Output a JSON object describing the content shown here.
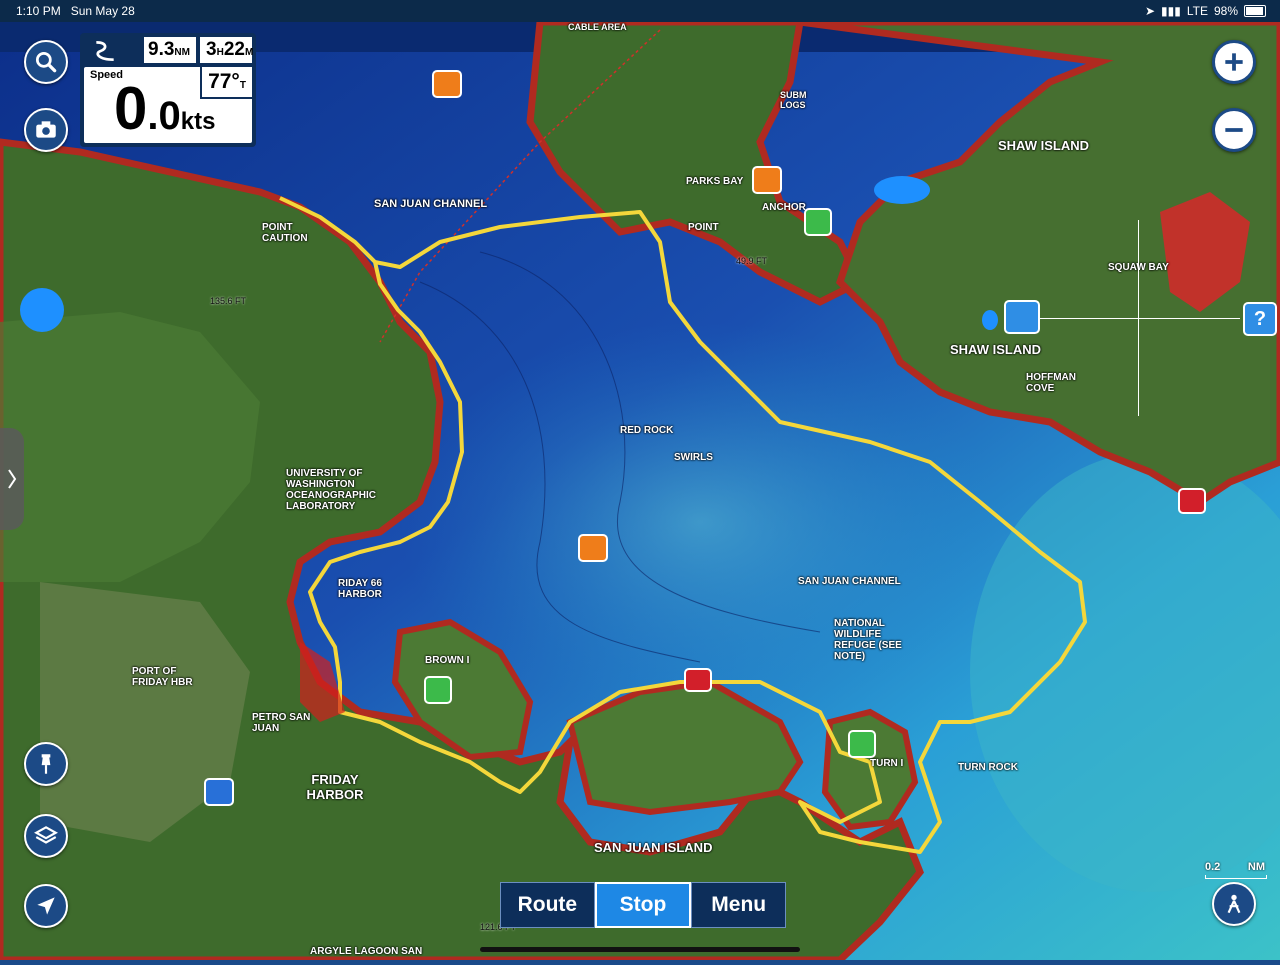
{
  "status_bar": {
    "time": "1:10 PM",
    "date": "Sun May 28",
    "signal": "LTE",
    "battery": "98%"
  },
  "nav_panel": {
    "distance": "9.3",
    "distance_unit": "NM",
    "time_h": "3",
    "time_h_unit": "H",
    "time_m": "22",
    "time_m_unit": "M",
    "speed_label": "Speed",
    "speed_int": "0",
    "speed_dec": ".0",
    "speed_unit": "kts",
    "heading": "77°",
    "heading_ref": "T"
  },
  "bottom_bar": {
    "route": "Route",
    "stop": "Stop",
    "menu": "Menu"
  },
  "scale": {
    "value": "0.2",
    "unit": "NM"
  },
  "map_labels": {
    "san_juan_channel": "SAN JUAN CHANNEL",
    "san_juan_channel_2": "SAN JUAN CHANNEL",
    "shaw_island": "SHAW ISLAND",
    "shaw_island_2": "SHAW ISLAND",
    "squaw_bay": "SQUAW BAY",
    "hoffman_cove": "HOFFMAN COVE",
    "friday_harbor": "FRIDAY HARBOR",
    "friday_harbor_2": "RIDAY 66 HARBOR",
    "port_of_friday_hbr": "PORT OF FRIDAY HBR",
    "petro": "PETRO SAN JUAN",
    "san_juan_island": "SAN JUAN ISLAND",
    "uw_lab": "UNIVERSITY OF WASHINGTON OCEANOGRAPHIC LABORATORY",
    "point_caution": "POINT CAUTION",
    "parks_bay": "PARKS BAY",
    "anchor": "ANCHOR",
    "point": "POINT",
    "brown_i": "BROWN I",
    "turn_i": "TURN I",
    "turn_rock": "TURN ROCK",
    "red_rock": "RED ROCK",
    "swirls": "SWIRLS",
    "wildlife_refuge": "NATIONAL WILDLIFE REFUGE (SEE NOTE)",
    "cable_area": "CABLE AREA",
    "subm_logs": "SUBM LOGS",
    "argyle": "ARGYLE LAGOON SAN",
    "depth_135": "135.6 FT",
    "depth_499": "49.9 FT",
    "depth_1216": "121.6 FT"
  },
  "colors": {
    "panel_bg": "#0d2e5a",
    "button_blue": "#1c4a86",
    "active_blue": "#1e88e5",
    "track_yellow": "#f4d73b",
    "deep_water": "#123a8a",
    "shallow_water": "#2eb0d8",
    "land": "#3e6b2c",
    "shoreline": "#b02a20"
  },
  "icons": [
    "search-icon",
    "camera-icon",
    "pin-icon",
    "layers-icon",
    "locate-arrow-icon",
    "zoom-in-icon",
    "zoom-out-icon",
    "help-icon",
    "weather-icon",
    "person-icon",
    "chevron-right-icon",
    "route-nav-icon"
  ]
}
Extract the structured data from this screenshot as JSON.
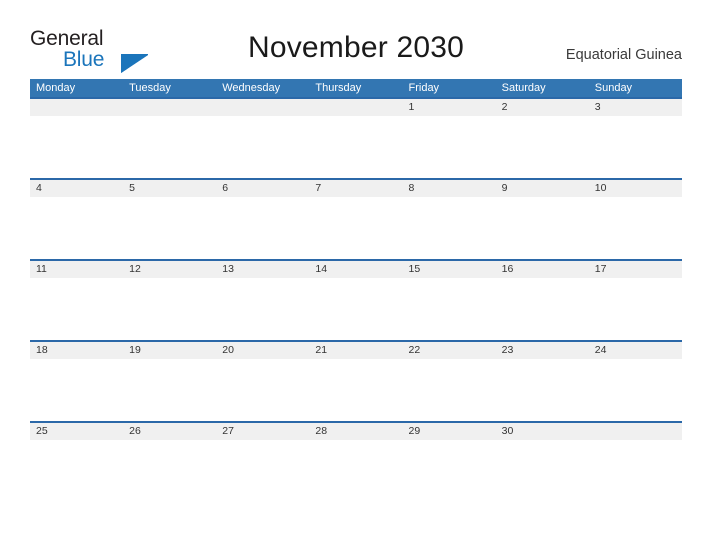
{
  "brand": {
    "name_part1": "General",
    "name_part2": "Blue",
    "flag_icon": "flag-triangle-icon",
    "primary_color": "#1b75bb",
    "text_color": "#231f20"
  },
  "header": {
    "title": "November 2030",
    "country": "Equatorial Guinea"
  },
  "calendar": {
    "header_background": "#3376b2",
    "band_background": "#f0f0f0",
    "band_border_color": "#2b68a8",
    "weekdays": [
      "Monday",
      "Tuesday",
      "Wednesday",
      "Thursday",
      "Friday",
      "Saturday",
      "Sunday"
    ],
    "weeks": [
      [
        "",
        "",
        "",
        "",
        "1",
        "2",
        "3"
      ],
      [
        "4",
        "5",
        "6",
        "7",
        "8",
        "9",
        "10"
      ],
      [
        "11",
        "12",
        "13",
        "14",
        "15",
        "16",
        "17"
      ],
      [
        "18",
        "19",
        "20",
        "21",
        "22",
        "23",
        "24"
      ],
      [
        "25",
        "26",
        "27",
        "28",
        "29",
        "30",
        ""
      ]
    ]
  }
}
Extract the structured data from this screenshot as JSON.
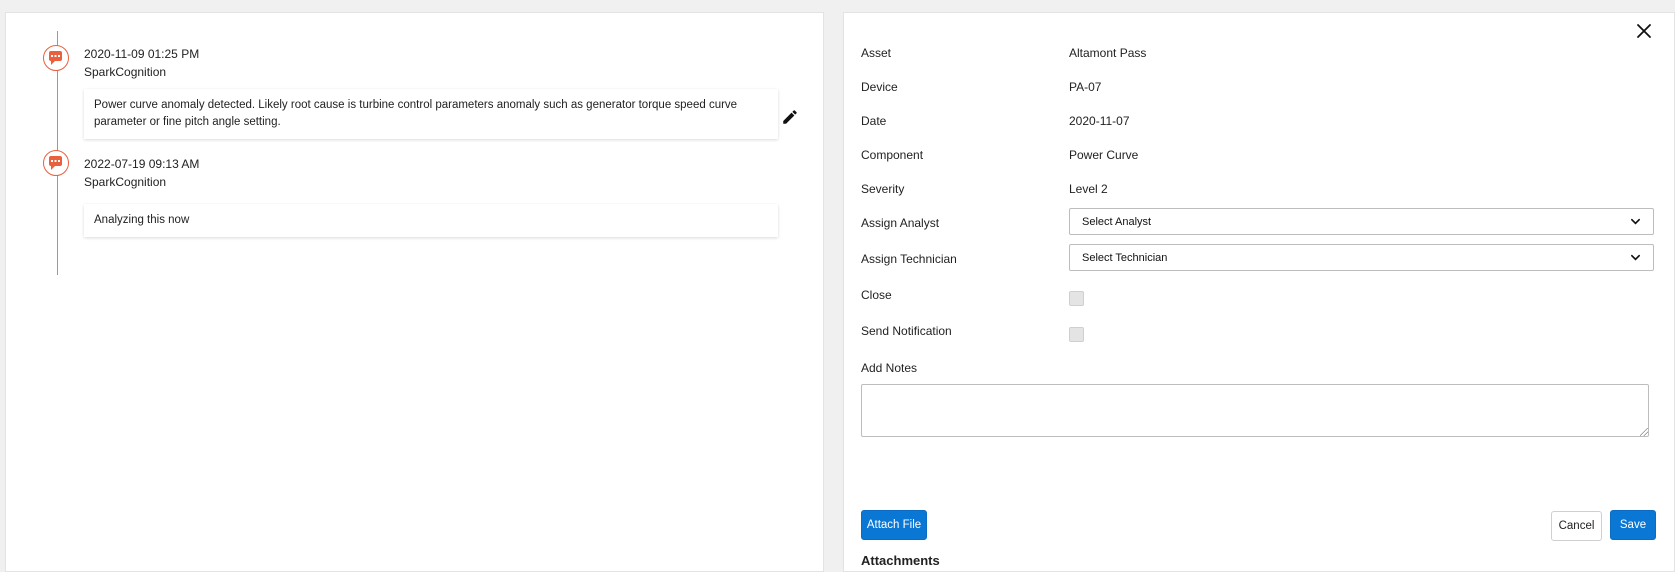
{
  "timeline": {
    "entries": [
      {
        "date": "2020-11-09 01:25 PM",
        "author": "SparkCognition",
        "message": "Power curve anomaly detected. Likely root cause is turbine control parameters anomaly such as generator torque speed curve parameter or fine pitch angle setting."
      },
      {
        "date": "2022-07-19 09:13 AM",
        "author": "SparkCognition",
        "message": "Analyzing this now"
      }
    ],
    "icon": "chat-bubble-icon",
    "icon_color": "#e9603f"
  },
  "form": {
    "fields": {
      "asset": {
        "label": "Asset",
        "value": "Altamont Pass"
      },
      "device": {
        "label": "Device",
        "value": "PA-07"
      },
      "date": {
        "label": "Date",
        "value": "2020-11-07"
      },
      "component": {
        "label": "Component",
        "value": "Power Curve"
      },
      "severity": {
        "label": "Severity",
        "value": "Level 2"
      }
    },
    "assign_analyst": {
      "label": "Assign Analyst",
      "selected": "Select Analyst"
    },
    "assign_technician": {
      "label": "Assign Technician",
      "selected": "Select Technician"
    },
    "close": {
      "label": "Close"
    },
    "send_notification": {
      "label": "Send Notification"
    },
    "notes": {
      "label": "Add Notes",
      "value": ""
    },
    "buttons": {
      "attach_file": "Attach File",
      "cancel": "Cancel",
      "save": "Save"
    },
    "attachments_label": "Attachments"
  },
  "colors": {
    "primary": "#0a77d5",
    "accent": "#e9603f"
  }
}
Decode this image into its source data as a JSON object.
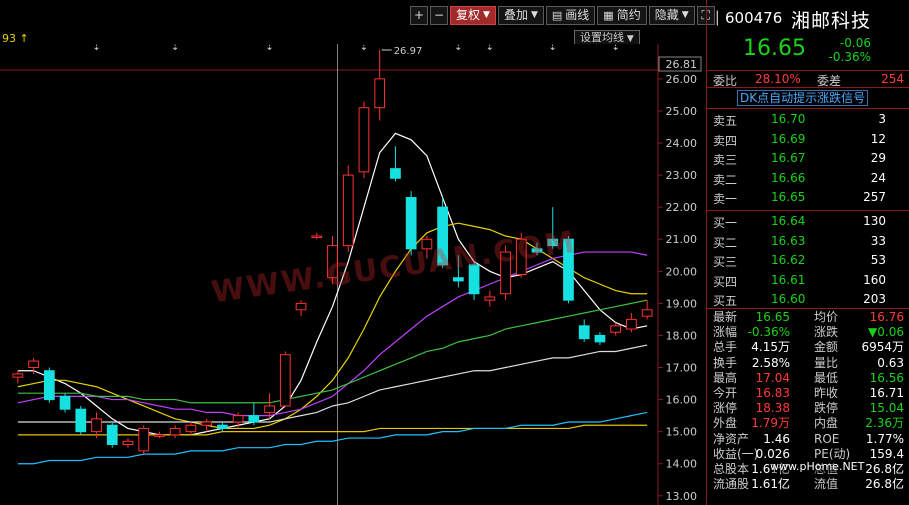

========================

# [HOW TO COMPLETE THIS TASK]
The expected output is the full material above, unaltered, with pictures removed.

# [YOUR RESPONSE]
Output a JSON object describing the content shown here.
{
  "status_bar": {
    "time": "1:10 PM",
    "date": "Sun May 28",
    "signal": "LTE",
    "battery": "98%"
  },
  "nav_panel": {
    "distance": "9.3",
    "distance_unit": "NM",
    "time_h": "3",
    "time_h_unit": "H",
    "time_m": "22",
    "time_m_unit": "M",
    "speed_label": "Speed",
    "speed_int": "0",
    "speed_dec": ".0",
    "speed_unit": "kts",
    "heading": "77°",
    "heading_ref": "T"
  },
  "bottom_bar": {
    "route": "Route",
    "stop": "Stop",
    "menu": "Menu"
  },
  "scale": {
    "value": "0.2",
    "unit": "NM"
  },
  "map_labels": {
    "san_juan_channel": "SAN JUAN CHANNEL",
    "san_juan_channel_2": "SAN JUAN CHANNEL",
    "shaw_island": "SHAW ISLAND",
    "shaw_island_2": "SHAW ISLAND",
    "squaw_bay": "SQUAW BAY",
    "hoffman_cove": "HOFFMAN COVE",
    "friday_harbor": "FRIDAY HARBOR",
    "friday_harbor_2": "RIDAY 66 HARBOR",
    "port_of_friday_hbr": "PORT OF FRIDAY HBR",
    "petro": "PETRO SAN JUAN",
    "san_juan_island": "SAN JUAN ISLAND",
    "uw_lab": "UNIVERSITY OF WASHINGTON OCEANOGRAPHIC LABORATORY",
    "point_caution": "POINT CAUTION",
    "parks_bay": "PARKS BAY",
    "anchor": "ANCHOR",
    "point": "POINT",
    "brown_i": "BROWN I",
    "turn_i": "TURN I",
    "turn_rock": "TURN ROCK",
    "red_rock": "RED ROCK",
    "swirls": "SWIRLS",
    "wildlife_refuge": "NATIONAL WILDLIFE REFUGE (SEE NOTE)",
    "cable_area": "CABLE AREA",
    "subm_logs": "SUBM LOGS",
    "argyle": "ARGYLE LAGOON SAN",
    "depth_135": "135.6 FT",
    "depth_499": "49.9 FT",
    "depth_1216": "121.6 FT"
  },
  "colors": {
    "panel_bg": "#0d2e5a",
    "button_blue": "#1c4a86",
    "active_blue": "#1e88e5",
    "track_yellow": "#f4d73b",
    "deep_water": "#123a8a",
    "shallow_water": "#2eb0d8",
    "land": "#3e6b2c",
    "shoreline": "#b02a20"
  },
  "icons": [
    "search-icon",
    "camera-icon",
    "pin-icon",
    "layers-icon",
    "locate-arrow-icon",
    "zoom-in-icon",
    "zoom-out-icon",
    "help-icon",
    "weather-icon",
    "person-icon",
    "chevron-right-icon",
    "route-nav-icon"
  ]
}
Extract the structured data from this screenshot as JSON.
{
  "brand": {
    "name_part1": "General",
    "name_part2": "Blue",
    "flag_icon": "flag-triangle-icon",
    "primary_color": "#1b75bb",
    "text_color": "#231f20"
  },
  "header": {
    "title": "November 2030",
    "country": "Equatorial Guinea"
  },
  "calendar": {
    "header_background": "#3376b2",
    "band_background": "#f0f0f0",
    "band_border_color": "#2b68a8",
    "weekdays": [
      "Monday",
      "Tuesday",
      "Wednesday",
      "Thursday",
      "Friday",
      "Saturday",
      "Sunday"
    ],
    "weeks": [
      [
        "",
        "",
        "",
        "",
        "1",
        "2",
        "3"
      ],
      [
        "4",
        "5",
        "6",
        "7",
        "8",
        "9",
        "10"
      ],
      [
        "11",
        "12",
        "13",
        "14",
        "15",
        "16",
        "17"
      ],
      [
        "18",
        "19",
        "20",
        "21",
        "22",
        "23",
        "24"
      ],
      [
        "25",
        "26",
        "27",
        "28",
        "29",
        "30",
        ""
      ]
    ]
  }
}
Extract the structured data from this screenshot as JSON.
{
  "timeline": {
    "entries": [
      {
        "date": "2020-11-09 01:25 PM",
        "author": "SparkCognition",
        "message": "Power curve anomaly detected. Likely root cause is turbine control parameters anomaly such as generator torque speed curve parameter or fine pitch angle setting."
      },
      {
        "date": "2022-07-19 09:13 AM",
        "author": "SparkCognition",
        "message": "Analyzing this now"
      }
    ],
    "icon": "chat-bubble-icon",
    "icon_color": "#e9603f"
  },
  "form": {
    "fields": {
      "asset": {
        "label": "Asset",
        "value": "Altamont Pass"
      },
      "device": {
        "label": "Device",
        "value": "PA-07"
      },
      "date": {
        "label": "Date",
        "value": "2020-11-07"
      },
      "component": {
        "label": "Component",
        "value": "Power Curve"
      },
      "severity": {
        "label": "Severity",
        "value": "Level 2"
      }
    },
    "assign_analyst": {
      "label": "Assign Analyst",
      "selected": "Select Analyst"
    },
    "assign_technician": {
      "label": "Assign Technician",
      "selected": "Select Technician"
    },
    "close": {
      "label": "Close"
    },
    "send_notification": {
      "label": "Send Notification"
    },
    "notes": {
      "label": "Add Notes",
      "value": ""
    },
    "buttons": {
      "attach_file": "Attach File",
      "cancel": "Cancel",
      "save": "Save"
    },
    "attachments_label": "Attachments"
  },
  "colors": {
    "primary": "#0a77d5",
    "accent": "#e9603f"
  }
}
Decode this image into its source data as a JSON object.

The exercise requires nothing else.